Now this was only Iceland’s 2nd entry and remarkably it finished in the same position as the first one, 16th, but with a few more points, 28. The song was a rather aimless ballad with a very laid back style that did not catch many imaginations. It was about the end of an evening at a restaurant or a nightclub, at which point “We all disappear slowly and quietly into the night”. Sounds like my kind of night out these days.
Back to another entry from Iceland that brought them their best result up to that point. The year was 1990 and we were in Zagrab to see the group Stjórnin perform the song ‘Eitt lag enn‘.
Now I really loved this song which was a love duet about each others desire to dance to one more song with each other. Boy did they take that lyric to heart with a lively and memorable dance routine. The consequence being it came in 4th position with 124 points.
So moving on and my final song from Iceland that I think is one of the worst entries is from 1989 in Lausanne. The performer was Daníel Ágúst Haraldsson with the song ‘Það sem enginn sér‘(What No one Sees).

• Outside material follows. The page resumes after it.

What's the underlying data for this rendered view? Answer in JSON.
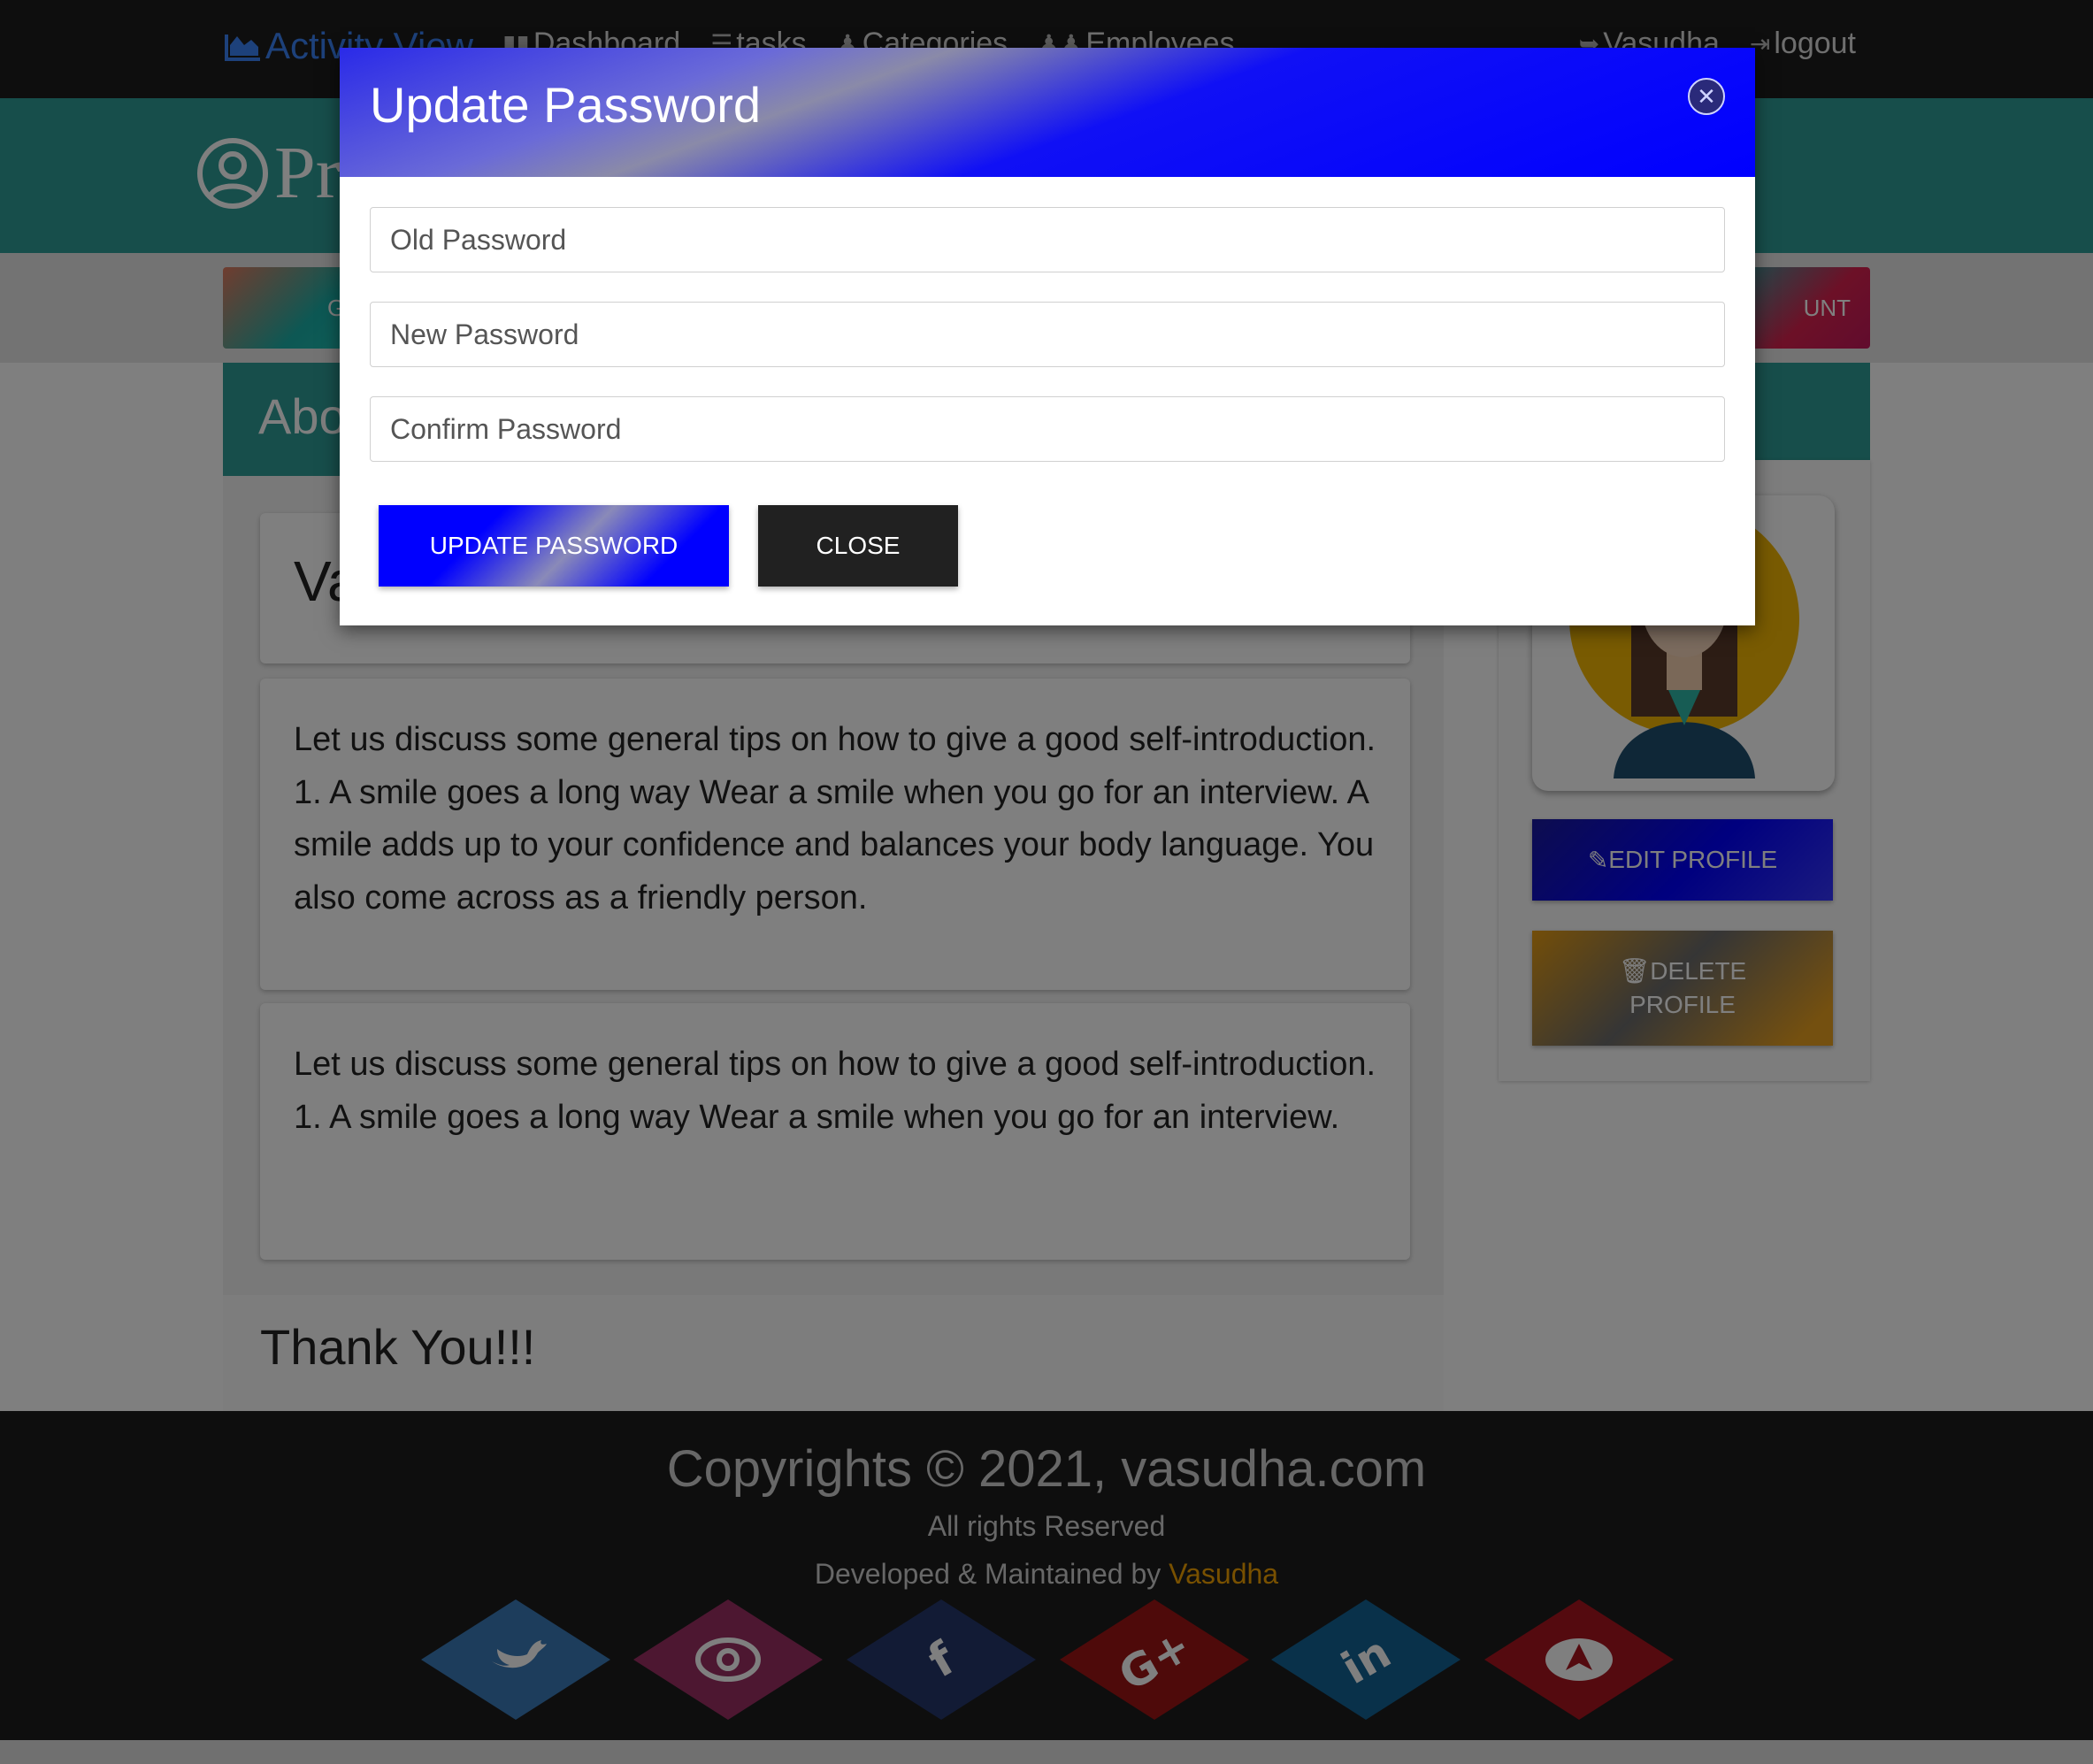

Now I always felt this was doomed from the start. In the National Final for Iceland that year Daniel won a cactus for getting the golden ticket to Eurovision. I think he was still miffed come the contest itself as his style of presenting his ballad was very lacklustre indeed. It went on to receive null points in the voting finishing 22nd and last. The song become known in Iceland as “Það sem enginn heyrði” ( What No one Heard) due to it’s abysmal result.
So I have reached my last song for Iceland and it’s a case of saving the best bestie till last. The year was 2009 and we got to see Yohanna perform in Moscow with the classy ‘Is It True?’
Now this song is a power ballad with a fantastic vocal and as is traditional in Iceland included backing singers who went on to represent Iceland in future years( Fredrik Omar and Hera Bjork). It finished in 2nd place with 218 points.It went on to chart success in 14 European countries including the UK.
So there we have it folks, my little delve into Icelandic Eurovision history and some of the best and worst moments over the years. Do you agree with all or even any of my choices? Feel free to comment below.
This series will continue with another look at songs over the years for each and every country competing in Eurovision 2016 so keep coming back for more reflections of the best and worst that Eurovision has had to offer us.
Author: Andrew Main
Source: Eurovision Ireland